### To do
Give back each entry exactly as written, apart from the pictures.

(Interface dataset entries)
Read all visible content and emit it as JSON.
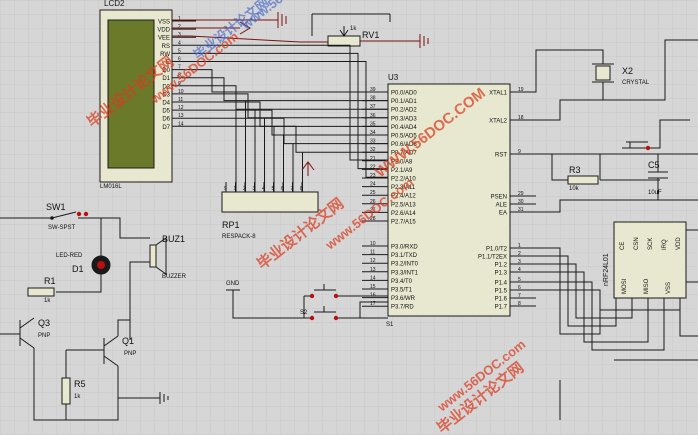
{
  "lcd": {
    "ref": "LCD2",
    "part": "LM016L",
    "pins": [
      "VSS",
      "VDD",
      "VEE",
      "RS",
      "RW",
      "E",
      "D0",
      "D1",
      "D2",
      "D3",
      "D4",
      "D5",
      "D6",
      "D7"
    ],
    "pin_numbers": [
      "1",
      "2",
      "3",
      "4",
      "5",
      "6",
      "7",
      "8",
      "9",
      "10",
      "11",
      "12",
      "13",
      "14"
    ]
  },
  "rv1": {
    "ref": "RV1",
    "value": "1k"
  },
  "u3": {
    "ref": "U3",
    "left_pins": [
      "P0.0/AD0",
      "P0.1/AD1",
      "P0.2/AD2",
      "P0.3/AD3",
      "P0.4/AD4",
      "P0.5/AD5",
      "P0.6/AD6",
      "P0.7/AD7",
      "P2.0/A8",
      "P2.1/A9",
      "P2.2/A10",
      "P2.3/A11",
      "P2.4/A12",
      "P2.5/A13",
      "P2.6/A14",
      "P2.7/A15",
      "P3.0/RXD",
      "P3.1/TXD",
      "P3.2/INT0",
      "P3.3/INT1",
      "P3.4/T0",
      "P3.5/T1",
      "P3.6/WR",
      "P3.7/RD"
    ],
    "left_nums": [
      "39",
      "38",
      "37",
      "36",
      "35",
      "34",
      "33",
      "32",
      "21",
      "22",
      "23",
      "24",
      "25",
      "26",
      "27",
      "28",
      "10",
      "11",
      "12",
      "13",
      "14",
      "15",
      "16",
      "17"
    ],
    "right_pins": [
      "XTAL1",
      "XTAL2",
      "RST",
      "PSEN",
      "ALE",
      "EA",
      "P1.0/T2",
      "P1.1/T2EX",
      "P1.2",
      "P1.3",
      "P1.4",
      "P1.5",
      "P1.6",
      "P1.7"
    ],
    "right_nums": [
      "19",
      "18",
      "9",
      "29",
      "30",
      "31",
      "1",
      "2",
      "3",
      "4",
      "5",
      "6",
      "7",
      "8"
    ]
  },
  "x2": {
    "ref": "X2",
    "part": "CRYSTAL"
  },
  "r3": {
    "ref": "R3",
    "value": "10k"
  },
  "c5": {
    "ref": "C5",
    "value": "10uF"
  },
  "rp1": {
    "ref": "RP1",
    "part": "RESPACK-8",
    "pin_numbers": [
      "9",
      "1",
      "2",
      "3",
      "4",
      "5",
      "6",
      "7",
      "8"
    ]
  },
  "nrf": {
    "ref": "nRF24L01",
    "pins_top": [
      "CE",
      "CSN",
      "SCK",
      "IRQ",
      "VDD"
    ],
    "pins_bottom": [
      "MOSI",
      "MISO",
      "VSS"
    ]
  },
  "sw1": {
    "ref": "SW1",
    "part": "SW-SPST"
  },
  "d1": {
    "ref": "D1",
    "part": "LED-RED"
  },
  "buz1": {
    "ref": "BUZ1",
    "part": "BUZZER"
  },
  "r1": {
    "ref": "R1",
    "value": "1k"
  },
  "q3": {
    "ref": "Q3",
    "part": "PNP"
  },
  "q1": {
    "ref": "Q1",
    "part": "PNP"
  },
  "r5": {
    "ref": "R5",
    "value": "1k"
  },
  "gnd": {
    "label": "GND"
  },
  "s1": {
    "ref": "S1"
  },
  "s2": {
    "ref": "S2"
  },
  "watermarks": [
    "毕业设计论文网",
    "www.56DOC.com",
    "WWW.56DOC.COM",
    "毕业设计论文网",
    "www.56DOC.com",
    "www.56DOC.com",
    "毕业设计论文网",
    "www.56DOC.com",
    "毕业设计论文网"
  ]
}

### Response to this exercise
Read all visible content and emit it as JSON.
{
  "lcd": {
    "ref": "LCD2",
    "part": "LM016L",
    "pins": [
      "VSS",
      "VDD",
      "VEE",
      "RS",
      "RW",
      "E",
      "D0",
      "D1",
      "D2",
      "D3",
      "D4",
      "D5",
      "D6",
      "D7"
    ],
    "pin_numbers": [
      "1",
      "2",
      "3",
      "4",
      "5",
      "6",
      "7",
      "8",
      "9",
      "10",
      "11",
      "12",
      "13",
      "14"
    ]
  },
  "rv1": {
    "ref": "RV1",
    "value": "1k"
  },
  "u3": {
    "ref": "U3",
    "left_pins": [
      "P0.0/AD0",
      "P0.1/AD1",
      "P0.2/AD2",
      "P0.3/AD3",
      "P0.4/AD4",
      "P0.5/AD5",
      "P0.6/AD6",
      "P0.7/AD7",
      "P2.0/A8",
      "P2.1/A9",
      "P2.2/A10",
      "P2.3/A11",
      "P2.4/A12",
      "P2.5/A13",
      "P2.6/A14",
      "P2.7/A15",
      "P3.0/RXD",
      "P3.1/TXD",
      "P3.2/INT0",
      "P3.3/INT1",
      "P3.4/T0",
      "P3.5/T1",
      "P3.6/WR",
      "P3.7/RD"
    ],
    "left_nums": [
      "39",
      "38",
      "37",
      "36",
      "35",
      "34",
      "33",
      "32",
      "21",
      "22",
      "23",
      "24",
      "25",
      "26",
      "27",
      "28",
      "10",
      "11",
      "12",
      "13",
      "14",
      "15",
      "16",
      "17"
    ],
    "right_pins": [
      "XTAL1",
      "XTAL2",
      "RST",
      "PSEN",
      "ALE",
      "EA",
      "P1.0/T2",
      "P1.1/T2EX",
      "P1.2",
      "P1.3",
      "P1.4",
      "P1.5",
      "P1.6",
      "P1.7"
    ],
    "right_nums": [
      "19",
      "18",
      "9",
      "29",
      "30",
      "31",
      "1",
      "2",
      "3",
      "4",
      "5",
      "6",
      "7",
      "8"
    ]
  },
  "x2": {
    "ref": "X2",
    "part": "CRYSTAL"
  },
  "r3": {
    "ref": "R3",
    "value": "10k"
  },
  "c5": {
    "ref": "C5",
    "value": "10uF"
  },
  "rp1": {
    "ref": "RP1",
    "part": "RESPACK-8",
    "pin_numbers": [
      "9",
      "1",
      "2",
      "3",
      "4",
      "5",
      "6",
      "7",
      "8"
    ]
  },
  "nrf": {
    "ref": "nRF24L01",
    "pins_top": [
      "CE",
      "CSN",
      "SCK",
      "IRQ",
      "VDD"
    ],
    "pins_bottom": [
      "MOSI",
      "MISO",
      "VSS"
    ]
  },
  "sw1": {
    "ref": "SW1",
    "part": "SW-SPST"
  },
  "d1": {
    "ref": "D1",
    "part": "LED-RED"
  },
  "buz1": {
    "ref": "BUZ1",
    "part": "BUZZER"
  },
  "r1": {
    "ref": "R1",
    "value": "1k"
  },
  "q3": {
    "ref": "Q3",
    "part": "PNP"
  },
  "q1": {
    "ref": "Q1",
    "part": "PNP"
  },
  "r5": {
    "ref": "R5",
    "value": "1k"
  },
  "gnd": {
    "label": "GND"
  },
  "s1": {
    "ref": "S1"
  },
  "s2": {
    "ref": "S2"
  },
  "watermarks": [
    "毕业设计论文网",
    "www.56DOC.com",
    "WWW.56DOC.COM",
    "毕业设计论文网",
    "www.56DOC.com",
    "www.56DOC.com",
    "毕业设计论文网",
    "www.56DOC.com",
    "毕业设计论文网"
  ]
}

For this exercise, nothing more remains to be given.